Smyrna All-State QB Henderson looks to build on title year

Nolan Henderson speaks with Smyrna offensive coordinator Mike Marks before overtime of the 2015 Division I football state championship game. (Delaware State News file photo)

Nolan Henderson speaks with Smyrna offensive coordinator Mike Marks before overtime of the 2015 Division I football state championship game. (Delaware State News file photo)

SMYRNA — It’s 92 degrees, the heat index is 103 and the sun is beating down on the Smyrna High football field, where Nolan Henderson has been for the last two hours wearing nothing but a pair of white shorts with a football in his hand.

He’s thrown hundreds of passes and just completed the last one of his workout — a perfectly placed ball for a fade route in the corner of the end zone. Henderson decides to make one more throw, firing a bullet that pings off the underside of the yellow goalposts behind the end zone to signify he’s done.

The 6-foot-1, 170-pound rising senior at Smyrna High walks back into one of the adjoining locker rooms, turns on a fan and stands in front of it for five minutes until it’s cool enough to put a shirt back on. He then treks across a parking lot to an air-conditioned room in the high school to meet with offensive coordinator Mike Marks to debrief.

Henderson is an All-State quarterback who has already won a state championship and committed to play QB for the University of Delaware this past week. But he hasn’t peaked yet, and these workouts with Marks are for a reason.

“I think the ceiling still hasn’t been reached with him, which is kind of scary,” Marks said. “He’s accomplished so much and I’m still proud of the work he’s putting in on a day-in and day-out basis. It’s that work that’s going to get him there.

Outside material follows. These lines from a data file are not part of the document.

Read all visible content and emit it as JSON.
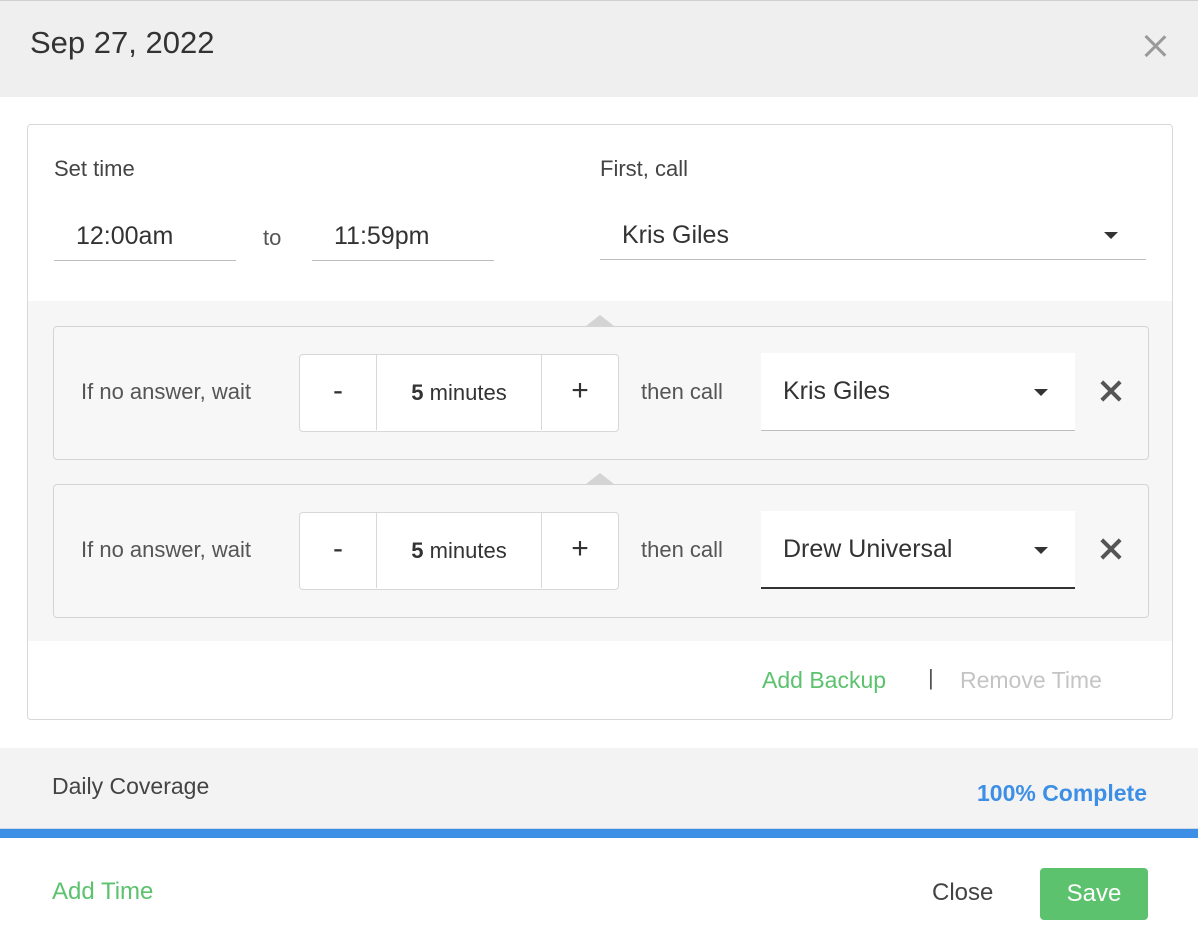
{
  "header": {
    "title": "Sep 27, 2022",
    "close_icon": "close-icon"
  },
  "time_block": {
    "set_time_label": "Set time",
    "start_time": "12:00am",
    "to_label": "to",
    "end_time": "11:59pm",
    "first_call_label": "First, call",
    "first_call_value": "Kris Giles"
  },
  "backups": [
    {
      "wait_label": "If no answer, wait",
      "minus": "-",
      "wait_value": "5",
      "wait_unit": "minutes",
      "plus": "+",
      "then_label": "then call",
      "call_value": "Kris Giles"
    },
    {
      "wait_label": "If no answer, wait",
      "minus": "-",
      "wait_value": "5",
      "wait_unit": "minutes",
      "plus": "+",
      "then_label": "then call",
      "call_value": "Drew Universal"
    }
  ],
  "actions": {
    "add_backup": "Add Backup",
    "separator": "|",
    "remove_time": "Remove Time"
  },
  "coverage": {
    "label": "Daily Coverage",
    "percent_text": "100% Complete",
    "progress": 1.0
  },
  "footer": {
    "add_time": "Add Time",
    "close": "Close",
    "save": "Save"
  },
  "colors": {
    "accent_green": "#5cc26e",
    "accent_blue": "#3d8fe6"
  }
}
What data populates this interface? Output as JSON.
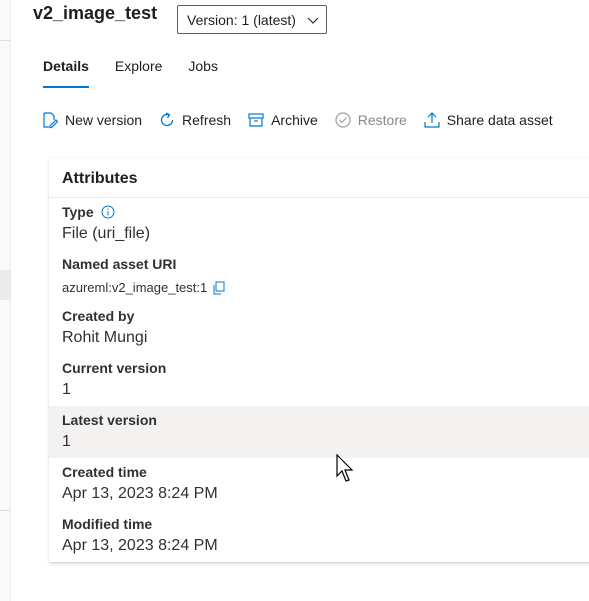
{
  "asset": {
    "title": "v2_image_test",
    "version_label": "Version: 1 (latest)"
  },
  "tabs": [
    {
      "label": "Details"
    },
    {
      "label": "Explore"
    },
    {
      "label": "Jobs"
    }
  ],
  "toolbar": {
    "new_version": "New version",
    "refresh": "Refresh",
    "archive": "Archive",
    "restore": "Restore",
    "share": "Share data asset"
  },
  "attributes": {
    "heading": "Attributes",
    "rows": [
      {
        "label": "Type",
        "value": "File (uri_file)"
      },
      {
        "label": "Named asset URI",
        "value": "azureml:v2_image_test:1"
      },
      {
        "label": "Created by",
        "value": "Rohit Mungi"
      },
      {
        "label": "Current version",
        "value": "1"
      },
      {
        "label": "Latest version",
        "value": "1"
      },
      {
        "label": "Created time",
        "value": "Apr 13, 2023 8:24 PM"
      },
      {
        "label": "Modified time",
        "value": "Apr 13, 2023 8:24 PM"
      }
    ]
  },
  "colors": {
    "accent": "#0078d4",
    "text": "#201f1e",
    "disabled": "#8a8886",
    "row_highlight": "#f3f2f1"
  }
}
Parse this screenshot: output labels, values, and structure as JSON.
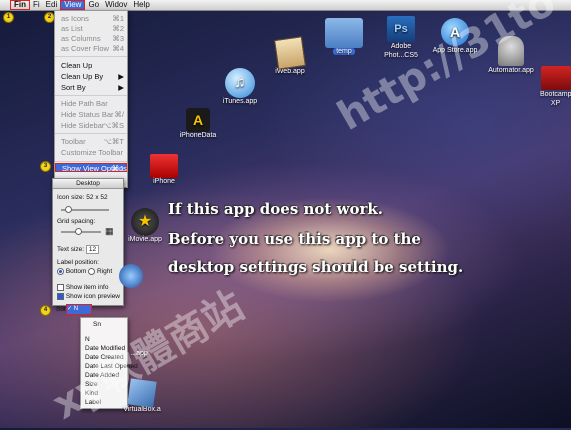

“I think everybody is clear on the fact that he can play. Where he goes from here is completely dependent on the amount of work he puts into it.”

This is the first summer where Henderson has devoted all of his attention to football. In the past, he had played baseball over the summer with travel teams and playing for American Legion League team Middletown Post-25 a year ago.

Henderson is also an All-State center fielder who, despite deciding he wants to play football in college, is still being recruiting by schools for baseball.

“I’ve always loved football more than I liked baseball,” Henderson said. “I’d much rather be playing football in the summer. I’m all in on football.”

No summer league baseball is just one of the differences in Henderson’s life nowadays.

His meteoric rise happened in conjunction with Smyrna’s transformation from Henlopen Conference doormat to state champion. He went from a relative unknown in Delaware high school football to one of its most recognizable faces.

Henderson was on the freshmen team in 2013 when Smyrna’s varsity slumped to a 2-8 season. As a sophomore, he made varsity but didn’t start the first game of the season.

It wasn’t until the second game of 2014 that Henderson was given the reins to the Eagles’ up-tempo, spread offense. Since then Smyrna is 17-5, including a combined 12-1 record in 2015.

“My life has changed drastically,” Henderson reflected. “I never thought about this. I never thought I would be in this position. But the hard work has paid off. A few times I just sat back and realized that we came a long way. It was amazing, the transformation in such a short period of time.”

Running that type of scheme in high school is why Marks is confident Henderson can succeed in college, given the influx of run-pass option offenses in college football. Henderson has been doing that for the past two seasons and will have another year of experience under his belt after his senior season.

“The craze across college football is the ability for the quarterback to be able to run and throw efficiently and effectively,” Marks said. “And not many people know what Nolan does for us on a play-in, play-out basis in terms of our alignments and getting us in the right call. He does more than any quarterback that I can think of at this level and I’ve been around some pretty good ones. From a football IQ standpoint, he’s head and shoulders above all of them.

“This is a scheme that not everybody can run,” Marks added. “We’re able to do it because of him. He owns it. … His instincts and IQ will always prevail in any offense that he runs. I’m thrilled with his progress and think he’s poised to do even better things than he did last year. Which again, is kind of scary.”

Henderson knows this season won’t be easy for Smyrna.

The Eagles are no longer the upstart with the high-powered offense, they’re the team everyone is prepared for and wants to knock off.

“We’ve got to stay true to what got us here,” Henderson said. “Nothing is going to be given to us. We’re really going to have to earn it now because we’ll be every team’s Super Bowl. It’s not last year, it’s a new year with a new team and we have to earn it again.”

Smyrna will have to replace its top four wide receivers from the state championship team and most of its offensive line. Henderson said he wants to spend the summer trying to build a chemistry with the younger receivers and fixing up his fundamentals.

Not only did his workout include the nearly two-hour throwing session, Henderson spend an hour doing a speed workout and an hour in the weight room.

But he still has time to be a typical high school senior, revealing his plans for the rest of the afternoon to escape the heat and humidity as he stands up from the table with Marks.

“I’m actually going to the beach right now,” he says.

Facebook Comment